The research, conducted by Marie Curie Palliative Care Research Department at UCL, highlighted that people with dementia often receive fragmented and inadequate end of life care. Low staff morale and insufficient training have left care home staff feeling unable to recognise and respond to the complex needs of people with advanced dementia.
Isolation from the wider health and social care system and lack of access to specialist support, such as end of life care services, were also highlighted as barriers to providing high quality care.
George McNamara, Head of Policy at Alzheimer’s Society, said: “70 per cent of care home residents live with dementia and have complex needs, particularly in the advanced stages of the condition. It is desperately concerning that care home staff don’t feel adequately trained or supported to provide specialist end of life care. The reality is that, without this, people with dementia could be denied a dignified and pain free death. Worst of all, this can often result in the human misery and economic cost of an emergency hospital admission in their final days.
“We urgently need a care home revolution to transform the quality of the care and support provided.

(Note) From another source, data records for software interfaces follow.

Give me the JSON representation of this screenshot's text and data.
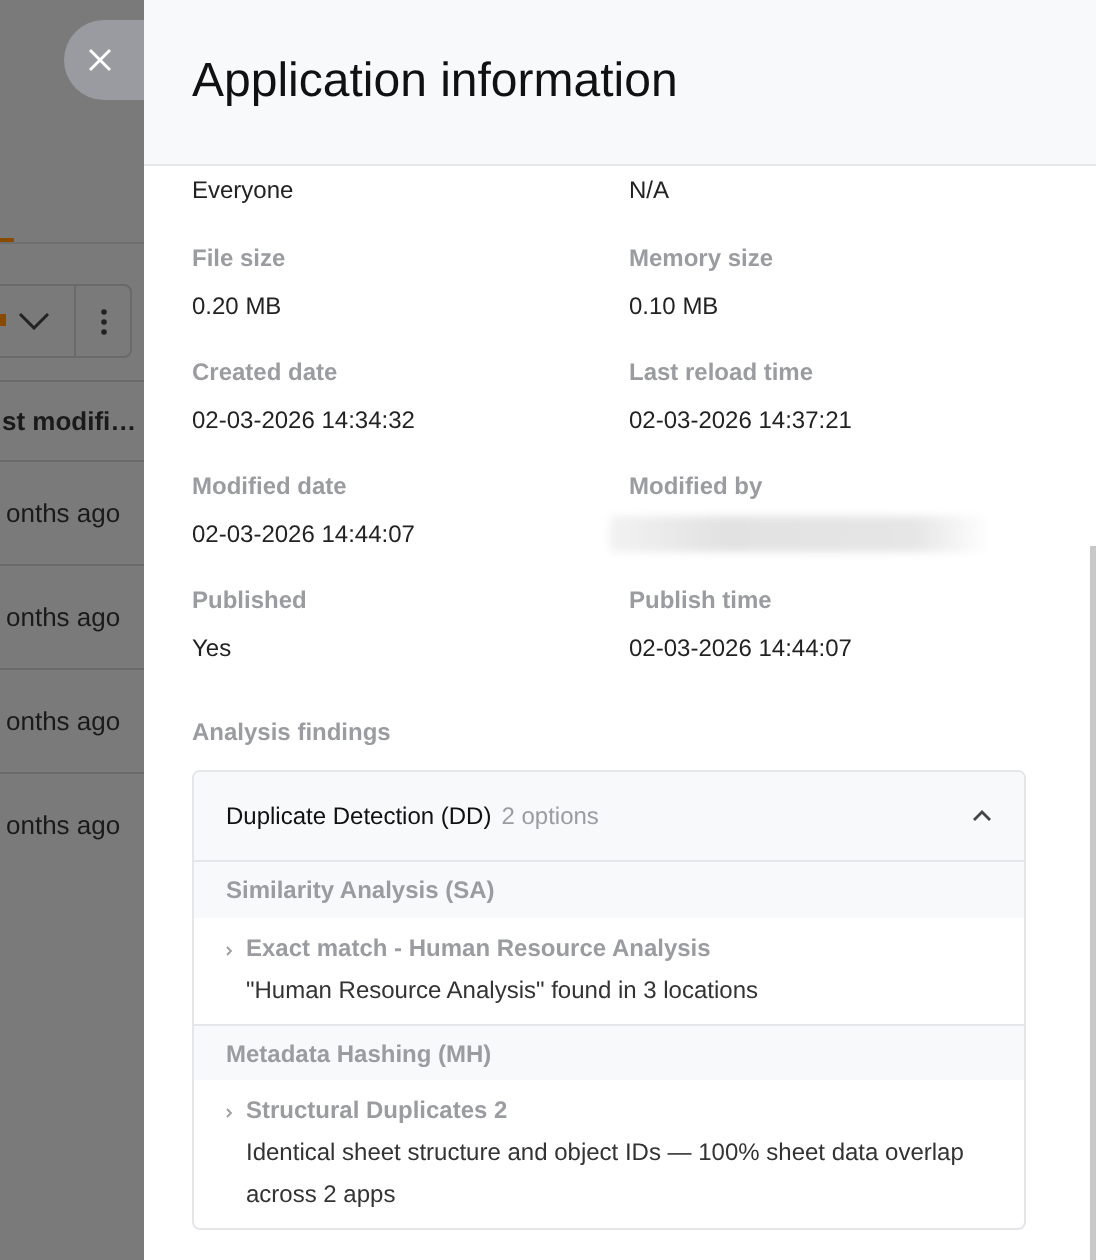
{
  "background": {
    "column_header": "st modifi…",
    "rows": [
      "onths ago",
      "onths ago",
      "onths ago",
      "onths ago"
    ]
  },
  "panel": {
    "title": "Application information",
    "fields": [
      {
        "value": "Everyone",
        "kind": "text"
      },
      {
        "value": "N/A",
        "kind": "text"
      },
      {
        "label": "File size",
        "value": "0.20 MB",
        "kind": "text"
      },
      {
        "label": "Memory size",
        "value": "0.10 MB",
        "kind": "text"
      },
      {
        "label": "Created date",
        "value": "02-03-2026 14:34:32",
        "kind": "text"
      },
      {
        "label": "Last reload time",
        "value": "02-03-2026 14:37:21",
        "kind": "text"
      },
      {
        "label": "Modified date",
        "value": "02-03-2026 14:44:07",
        "kind": "text"
      },
      {
        "label": "Modified by",
        "kind": "redacted"
      },
      {
        "label": "Published",
        "value": "Yes",
        "kind": "text"
      },
      {
        "label": "Publish time",
        "value": "02-03-2026 14:44:07",
        "kind": "text"
      }
    ],
    "findings_heading": "Analysis findings",
    "findings": {
      "title": "Duplicate Detection (DD)",
      "count": "2 options",
      "expanded": true,
      "groups": [
        {
          "name": "Similarity Analysis (SA)",
          "items": [
            {
              "title": "Exact match - Human Resource Analysis",
              "detail": "\"Human Resource Analysis\" found in 3 locations"
            }
          ]
        },
        {
          "name": "Metadata Hashing (MH)",
          "items": [
            {
              "title": "Structural Duplicates 2",
              "detail": "Identical sheet structure and object IDs — 100% sheet data overlap across 2 apps"
            }
          ]
        }
      ]
    }
  }
}
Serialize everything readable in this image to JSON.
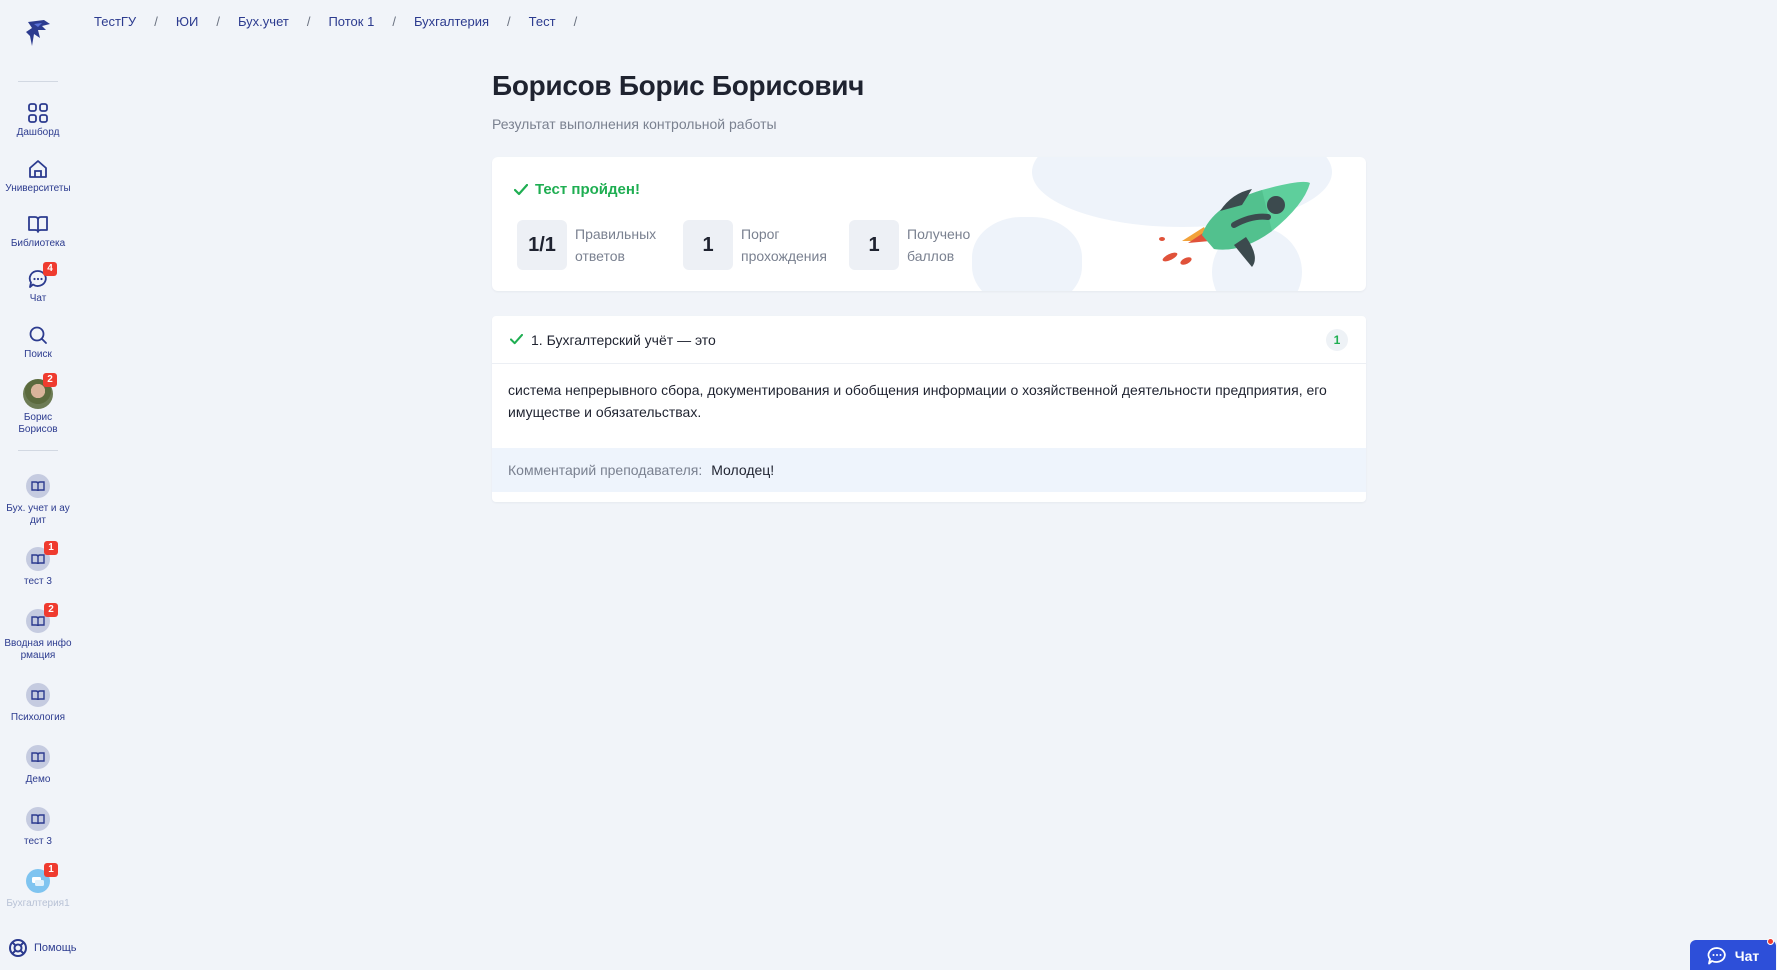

The workforce should be well-trained and invested in, on a par with the NHS, and not a poor relation.”